Data for this exercise Block Start

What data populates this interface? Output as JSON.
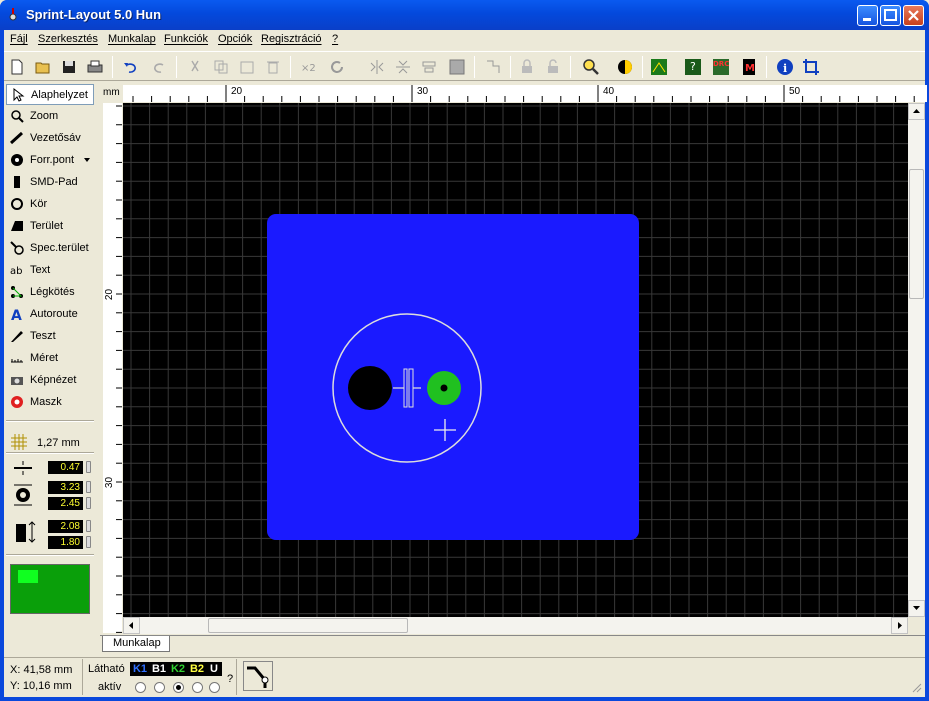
{
  "window": {
    "title": "Sprint-Layout 5.0 Hun"
  },
  "menu": [
    "Fájl",
    "Szerkesztés",
    "Munkalap",
    "Funkciók",
    "Opciók",
    "Regisztráció",
    "?"
  ],
  "tools": [
    {
      "label": "Alaphelyzet",
      "icon": "pointer-icon"
    },
    {
      "label": "Zoom",
      "icon": "zoom-icon"
    },
    {
      "label": "Vezetősáv",
      "icon": "track-icon"
    },
    {
      "label": "Forr.pont",
      "icon": "pad-icon"
    },
    {
      "label": "SMD-Pad",
      "icon": "smd-pad-icon"
    },
    {
      "label": "Kör",
      "icon": "circle-icon"
    },
    {
      "label": "Terület",
      "icon": "area-icon"
    },
    {
      "label": "Spec.terület",
      "icon": "special-area-icon"
    },
    {
      "label": "Text",
      "icon": "text-icon"
    },
    {
      "label": "Légkötés",
      "icon": "airwire-icon"
    },
    {
      "label": "Autoroute",
      "icon": "autoroute-icon"
    },
    {
      "label": "Teszt",
      "icon": "test-icon"
    },
    {
      "label": "Méret",
      "icon": "measure-icon"
    },
    {
      "label": "Képnézet",
      "icon": "photoview-icon"
    },
    {
      "label": "Maszk",
      "icon": "mask-icon"
    }
  ],
  "grid": {
    "value": "1,27 mm"
  },
  "track_width": "0.47",
  "pad_outer": "3.23",
  "pad_inner": "2.45",
  "smd_w": "2.08",
  "smd_h": "1.80",
  "ruler": {
    "unit": "mm",
    "top_labels": [
      "20",
      "30",
      "40",
      "50"
    ],
    "left_labels": [
      "20",
      "30"
    ]
  },
  "tab": "Munkalap",
  "status": {
    "x": "X:  41,58 mm",
    "y": "Y:  10,16 mm",
    "visible_label": "Látható",
    "active_label": "aktív",
    "layers": [
      "K1",
      "B1",
      "K2",
      "B2",
      "U"
    ],
    "layer_colors": [
      "#3070ff",
      "#ffffff",
      "#30d030",
      "#ffff40",
      "#ffffff"
    ],
    "active_layer": "K2",
    "help": "?"
  },
  "colors": {
    "board": "#1a1aff",
    "pad_green": "#20c020",
    "grid": "#333333"
  }
}
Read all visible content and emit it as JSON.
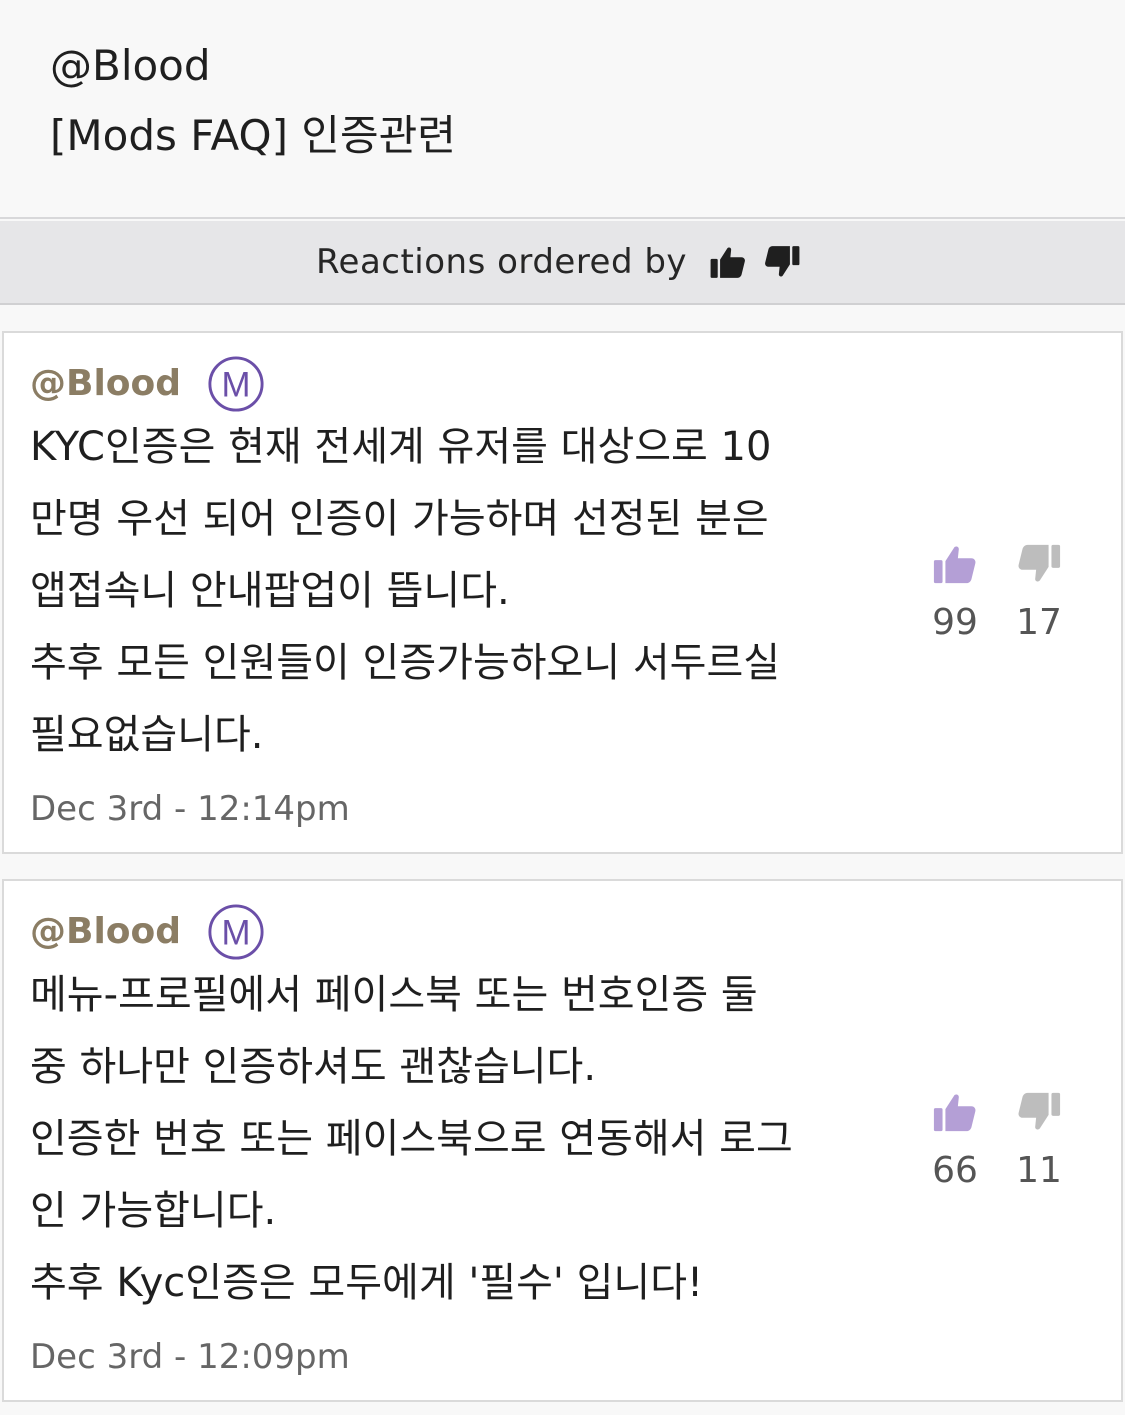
{
  "header": {
    "user": "@Blood",
    "title": "[Mods FAQ] 인증관련"
  },
  "sort_bar": {
    "label": "Reactions ordered by",
    "icons": [
      "thumbs-up-icon",
      "thumbs-down-icon"
    ]
  },
  "colors": {
    "author": "#8b7d64",
    "mod_badge": "#6b4fa8",
    "upvote": "#b49fd6",
    "downvote": "#bdbdbd"
  },
  "comments": [
    {
      "author": "@Blood",
      "badge": "M",
      "body": "KYC인증은 현재 전세계 유저를 대상으로 10\n만명 우선 되어 인증이 가능하며 선정된 분은\n앱접속니 안내팝업이 뜹니다.\n추후 모든 인원들이 인증가능하오니 서두르실\n필요없습니다.",
      "timestamp": "Dec 3rd - 12:14pm",
      "upvotes": "99",
      "downvotes": "17"
    },
    {
      "author": "@Blood",
      "badge": "M",
      "body": "메뉴-프로필에서 페이스북 또는 번호인증 둘\n중 하나만 인증하셔도 괜찮습니다.\n인증한 번호 또는 페이스북으로 연동해서 로그\n인 가능합니다.\n추후 Kyc인증은 모두에게 '필수' 입니다!",
      "timestamp": "Dec 3rd - 12:09pm",
      "upvotes": "66",
      "downvotes": "11"
    }
  ]
}
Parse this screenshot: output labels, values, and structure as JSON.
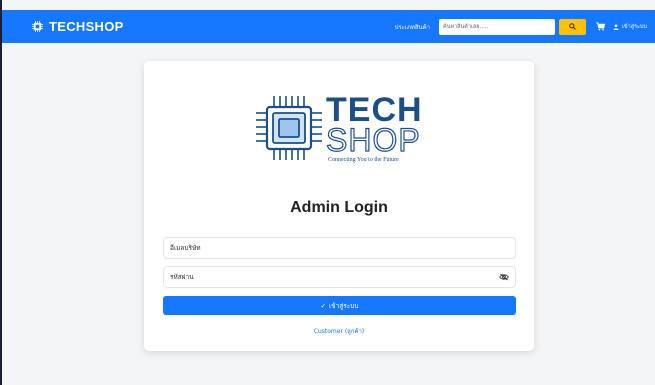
{
  "navbar": {
    "brand": "TECHSHOP",
    "category_link": "ประเภทสินค้า",
    "search_placeholder": "ค้นหาสินค้าเลย.....",
    "login_label": "เข้าสู่ระบบ"
  },
  "logo": {
    "line1": "TECH",
    "line2": "SHOP",
    "tagline": "Connecting You to the Future"
  },
  "login_card": {
    "title": "Admin Login",
    "username_placeholder": "อีเมลบริษัท",
    "password_placeholder": "รหัสผ่าน",
    "submit_label": "เข้าสู่ระบบ",
    "submit_check": "✓",
    "customer_link": "Customer (ลูกค้า)"
  },
  "colors": {
    "primary": "#1677ff",
    "search_button": "#ffc107",
    "logo": "#1b4f86",
    "card_background": "#ffffff",
    "page_background": "#f4f5f7"
  },
  "icons": {
    "brand": "chip-icon",
    "search": "search-icon",
    "cart": "cart-icon",
    "user": "user-icon",
    "password_toggle": "eye-slash-icon"
  }
}
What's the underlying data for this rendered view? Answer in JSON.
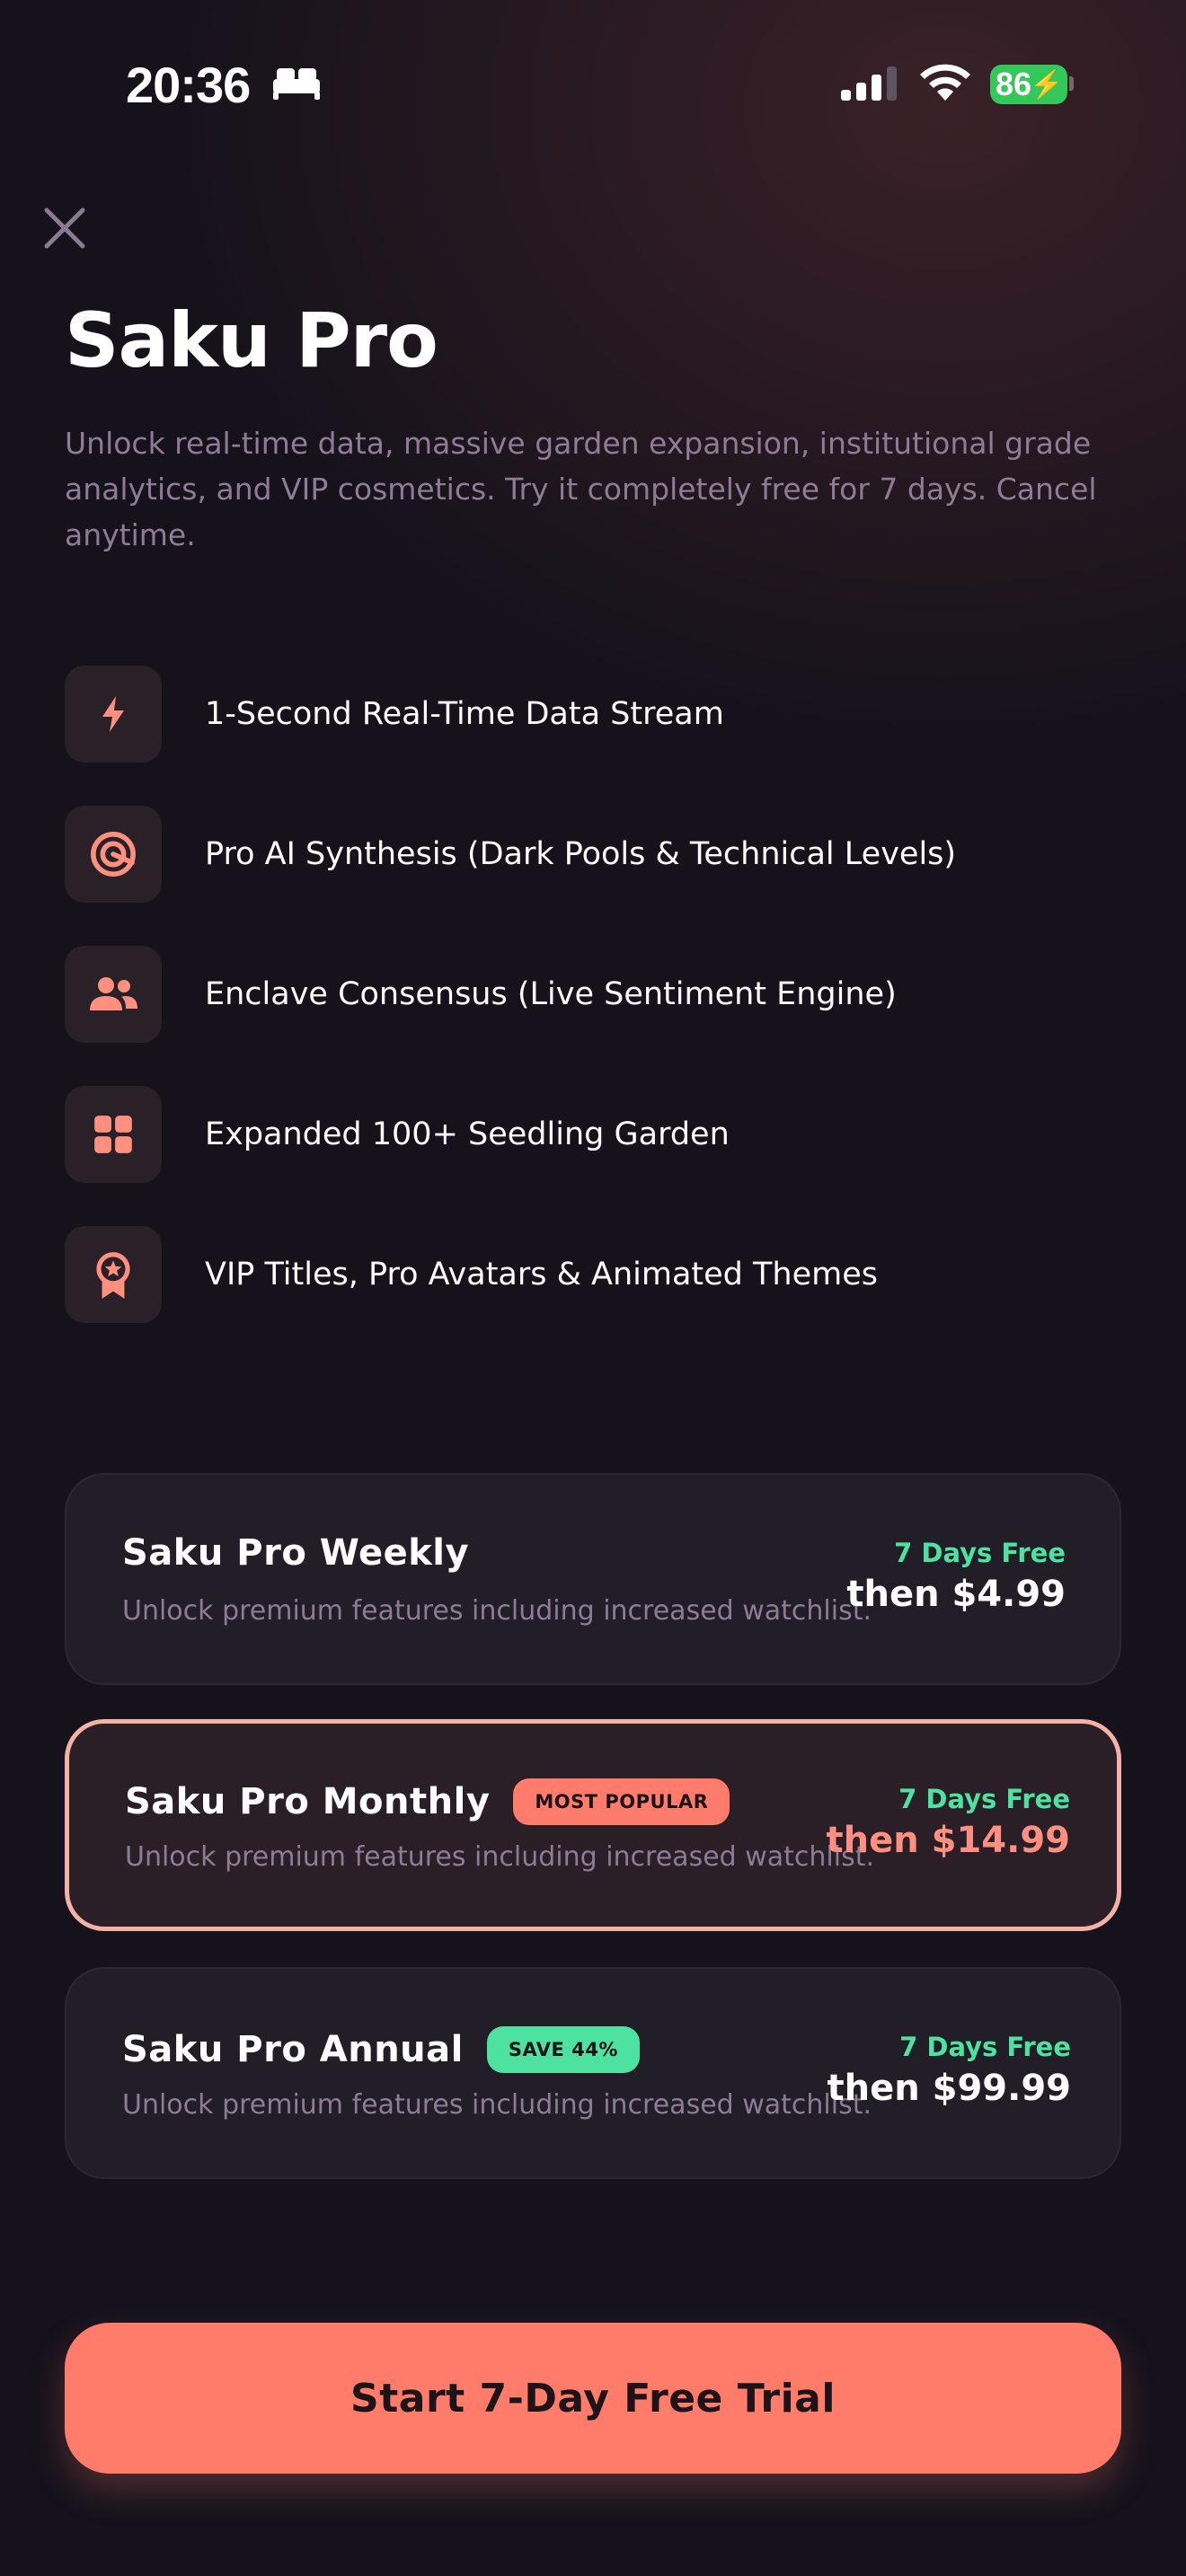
{
  "status_bar": {
    "time": "20:36",
    "battery": "86"
  },
  "header": {
    "title": "Saku Pro",
    "subtitle": "Unlock real-time data, massive garden expansion, institutional grade analytics, and VIP cosmetics. Try it completely free for 7 days. Cancel anytime."
  },
  "features": [
    {
      "icon": "bolt-icon",
      "label": "1-Second Real-Time Data Stream"
    },
    {
      "icon": "target-icon",
      "label": "Pro AI Synthesis (Dark Pools & Technical Levels)"
    },
    {
      "icon": "people-icon",
      "label": "Enclave Consensus (Live Sentiment Engine)"
    },
    {
      "icon": "grid-icon",
      "label": "Expanded 100+ Seedling Garden"
    },
    {
      "icon": "badge-star-icon",
      "label": "VIP Titles, Pro Avatars & Animated Themes"
    }
  ],
  "plans": [
    {
      "name": "Saku Pro Weekly",
      "badge": "",
      "description": "Unlock premium features including increased watchlist.",
      "trial": "7 Days Free",
      "price": "then $4.99",
      "selected": false
    },
    {
      "name": "Saku Pro Monthly",
      "badge": "MOST POPULAR",
      "description": "Unlock premium features including increased watchlist.",
      "trial": "7 Days Free",
      "price": "then $14.99",
      "selected": true
    },
    {
      "name": "Saku Pro Annual",
      "badge": "SAVE 44%",
      "description": "Unlock premium features including increased watchlist.",
      "trial": "7 Days Free",
      "price": "then $99.99",
      "selected": false
    }
  ],
  "cta": {
    "label": "Start 7-Day Free Trial"
  },
  "colors": {
    "accent": "#ff7b6a",
    "green": "#4ee2a0",
    "selected_border": "#f6b1a6",
    "muted_text": "#8f7b96"
  }
}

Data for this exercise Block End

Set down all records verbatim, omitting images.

▶ [Exercise answer]
What data populates this interface? Output as JSON.
{
  "window": {
    "title": "Sprint-Layout 5.0 Hun"
  },
  "menu": [
    "Fájl",
    "Szerkesztés",
    "Munkalap",
    "Funkciók",
    "Opciók",
    "Regisztráció",
    "?"
  ],
  "tools": [
    {
      "label": "Alaphelyzet",
      "icon": "pointer-icon"
    },
    {
      "label": "Zoom",
      "icon": "zoom-icon"
    },
    {
      "label": "Vezetősáv",
      "icon": "track-icon"
    },
    {
      "label": "Forr.pont",
      "icon": "pad-icon"
    },
    {
      "label": "SMD-Pad",
      "icon": "smd-pad-icon"
    },
    {
      "label": "Kör",
      "icon": "circle-icon"
    },
    {
      "label": "Terület",
      "icon": "area-icon"
    },
    {
      "label": "Spec.terület",
      "icon": "special-area-icon"
    },
    {
      "label": "Text",
      "icon": "text-icon"
    },
    {
      "label": "Légkötés",
      "icon": "airwire-icon"
    },
    {
      "label": "Autoroute",
      "icon": "autoroute-icon"
    },
    {
      "label": "Teszt",
      "icon": "test-icon"
    },
    {
      "label": "Méret",
      "icon": "measure-icon"
    },
    {
      "label": "Képnézet",
      "icon": "photoview-icon"
    },
    {
      "label": "Maszk",
      "icon": "mask-icon"
    }
  ],
  "grid": {
    "value": "1,27 mm"
  },
  "track_width": "0.47",
  "pad_outer": "3.23",
  "pad_inner": "2.45",
  "smd_w": "2.08",
  "smd_h": "1.80",
  "ruler": {
    "unit": "mm",
    "top_labels": [
      "20",
      "30",
      "40",
      "50"
    ],
    "left_labels": [
      "20",
      "30"
    ]
  },
  "tab": "Munkalap",
  "status": {
    "x": "X:  41,58 mm",
    "y": "Y:  10,16 mm",
    "visible_label": "Látható",
    "active_label": "aktív",
    "layers": [
      "K1",
      "B1",
      "K2",
      "B2",
      "U"
    ],
    "layer_colors": [
      "#3070ff",
      "#ffffff",
      "#30d030",
      "#ffff40",
      "#ffffff"
    ],
    "active_layer": "K2",
    "help": "?"
  },
  "colors": {
    "board": "#1a1aff",
    "pad_green": "#20c020",
    "grid": "#333333"
  }
}
Read all visible content and emit it as JSON.
{
  "header": {
    "user": "@Blood",
    "title": "[Mods FAQ] 인증관련"
  },
  "sort_bar": {
    "label": "Reactions ordered by",
    "icons": [
      "thumbs-up-icon",
      "thumbs-down-icon"
    ]
  },
  "colors": {
    "author": "#8b7d64",
    "mod_badge": "#6b4fa8",
    "upvote": "#b49fd6",
    "downvote": "#bdbdbd"
  },
  "comments": [
    {
      "author": "@Blood",
      "badge": "M",
      "body": "KYC인증은 현재 전세계 유저를 대상으로 10\n만명 우선 되어 인증이 가능하며 선정된 분은\n앱접속니 안내팝업이 뜹니다.\n추후 모든 인원들이 인증가능하오니 서두르실\n필요없습니다.",
      "timestamp": "Dec 3rd - 12:14pm",
      "upvotes": "99",
      "downvotes": "17"
    },
    {
      "author": "@Blood",
      "badge": "M",
      "body": "메뉴-프로필에서 페이스북 또는 번호인증 둘\n중 하나만 인증하셔도 괜찮습니다.\n인증한 번호 또는 페이스북으로 연동해서 로그\n인 가능합니다.\n추후 Kyc인증은 모두에게 '필수' 입니다!",
      "timestamp": "Dec 3rd - 12:09pm",
      "upvotes": "66",
      "downvotes": "11"
    }
  ]
}
Parse this screenshot: output labels, values, and structure as JSON.
{
  "navbar": {
    "brand": "TECHSHOP",
    "category_link": "ประเภทสินค้า",
    "search_placeholder": "ค้นหาสินค้าเลย.....",
    "login_label": "เข้าสู่ระบบ"
  },
  "logo": {
    "line1": "TECH",
    "line2": "SHOP",
    "tagline": "Connecting You to the Future"
  },
  "login_card": {
    "title": "Admin Login",
    "username_placeholder": "อีเมลบริษัท",
    "password_placeholder": "รหัสผ่าน",
    "submit_label": "เข้าสู่ระบบ",
    "submit_check": "✓",
    "customer_link": "Customer (ลูกค้า)"
  },
  "colors": {
    "primary": "#1677ff",
    "search_button": "#ffc107",
    "logo": "#1b4f86",
    "card_background": "#ffffff",
    "page_background": "#f4f5f7"
  },
  "icons": {
    "brand": "chip-icon",
    "search": "search-icon",
    "cart": "cart-icon",
    "user": "user-icon",
    "password_toggle": "eye-slash-icon"
  }
}
What's the underlying data for this rendered view? Answer in JSON.
{
  "status_bar": {
    "time": "20:36",
    "battery": "86"
  },
  "header": {
    "title": "Saku Pro",
    "subtitle": "Unlock real-time data, massive garden expansion, institutional grade analytics, and VIP cosmetics. Try it completely free for 7 days. Cancel anytime."
  },
  "features": [
    {
      "icon": "bolt-icon",
      "label": "1-Second Real-Time Data Stream"
    },
    {
      "icon": "target-icon",
      "label": "Pro AI Synthesis (Dark Pools & Technical Levels)"
    },
    {
      "icon": "people-icon",
      "label": "Enclave Consensus (Live Sentiment Engine)"
    },
    {
      "icon": "grid-icon",
      "label": "Expanded 100+ Seedling Garden"
    },
    {
      "icon": "badge-star-icon",
      "label": "VIP Titles, Pro Avatars & Animated Themes"
    }
  ],
  "plans": [
    {
      "name": "Saku Pro Weekly",
      "badge": "",
      "description": "Unlock premium features including increased watchlist.",
      "trial": "7 Days Free",
      "price": "then $4.99",
      "selected": false
    },
    {
      "name": "Saku Pro Monthly",
      "badge": "MOST POPULAR",
      "description": "Unlock premium features including increased watchlist.",
      "trial": "7 Days Free",
      "price": "then $14.99",
      "selected": true
    },
    {
      "name": "Saku Pro Annual",
      "badge": "SAVE 44%",
      "description": "Unlock premium features including increased watchlist.",
      "trial": "7 Days Free",
      "price": "then $99.99",
      "selected": false
    }
  ],
  "cta": {
    "label": "Start 7-Day Free Trial"
  },
  "colors": {
    "accent": "#ff7b6a",
    "green": "#4ee2a0",
    "selected_border": "#f6b1a6",
    "muted_text": "#8f7b96"
  }
}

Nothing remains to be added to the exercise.